So in my endevours to do at least 10 minutes of programming a day, I have been playing around more with XNA. In the past few days I have run into a few things worth nothing.
For the longest time I couldn’t get my model to properly load or display. All the code would compile fine, but would throw an exception saying that it couldn’t find the model. I knew that I had properly added it to the project, so I knew that wasn’t an issue. What it turned out to be was when I was using the content manager to load it, I had something like “content\\models\\dude.fbx” when what I needed was “content\\models\dude”. I thought it was pretty weird that I didn’t need the file extension on it. Weird, eh?
The other thing that I am playing around with right now is drawing a grid and one of those little things that points along the three axis so that you can tell how things are oriented. I figured it wouldn’t be that challenging to draw a few simple lines, but to get exactly what I want has been… interesting. I have been learning lots about how to draw simple primitives.
Something I really would like to learn how to do is write my own shaders. There is a particular technique that I want to try out. On the first rendering pass you do standard lighting on everything in your scene. Then, you create a cube map from the position of the main character (or object of focus). The cube map doesn’t have to be very big at all – in fact, the smaller the better (I am thinking a 64 or 32 pixel cube map would work fine – where each face is 64×64 or 32×32 pixels). Take that cube map, and blur it until no detail is left (perhaps a 4x vertical and a 4x horizontal blur), then apply it to the main character. It should give a very nice lighting effect if done properly – complete with radiosity! It might be necessary to compine it with a regularly lit model, but considering how fast it is to render cube maps on new hardware, it’s a moot issue.
You can read about it here. That’s where I first came across the technique.
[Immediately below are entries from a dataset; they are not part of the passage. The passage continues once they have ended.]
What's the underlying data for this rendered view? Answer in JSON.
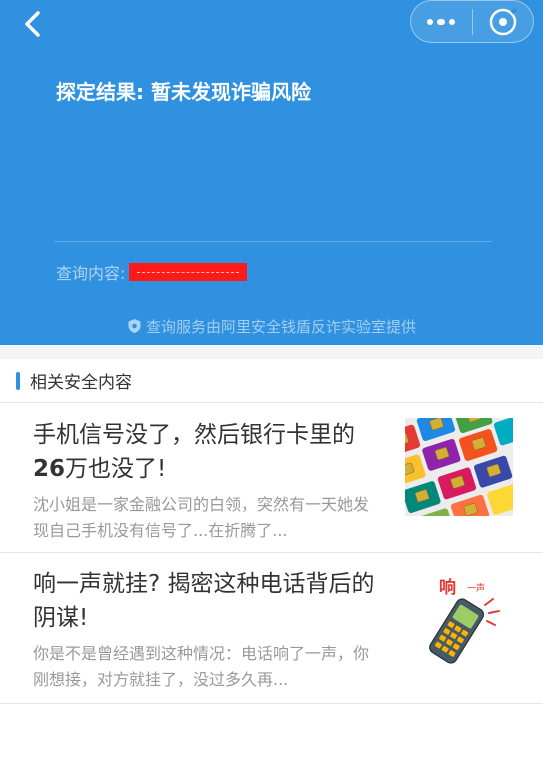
{
  "header": {
    "result_title": "探定结果: 暂未发现诈骗风险",
    "query_label": "查询内容:",
    "provider_text": "查询服务由阿里安全钱盾反诈实验室提供",
    "bg_color": "#2f91e0"
  },
  "capsule": {
    "more_icon": "more-dots-icon",
    "close_icon": "close-target-icon"
  },
  "section": {
    "title": "相关安全内容"
  },
  "articles": [
    {
      "title_part1": "手机信号没了，然后银行卡里的",
      "title_bold": "26",
      "title_part2": "万也没了!",
      "summary": "沈小姐是一家金融公司的白领，突然有一天她发现自己手机没有信号了...在折腾了...",
      "thumb_icon": "sim-cards-image"
    },
    {
      "title": "响一声就挂? 揭密这种电话背后的阴谋!",
      "summary": "你是不是曾经遇到这种情况：电话响了一声，你刚想接，对方就挂了，没过多久再...",
      "thumb_icon": "ringing-phone-image",
      "thumb_caption_main": "响",
      "thumb_caption_small": "一声"
    }
  ]
}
For more information, try googling for “cube map lighting” (in quotes). It looks like a variation of the technique was used in the “Dawn” NVidia demo, as mentioned in this paper.
I really do think this looks good, and is very underused. I mean, who doesn’t like free radiosity?!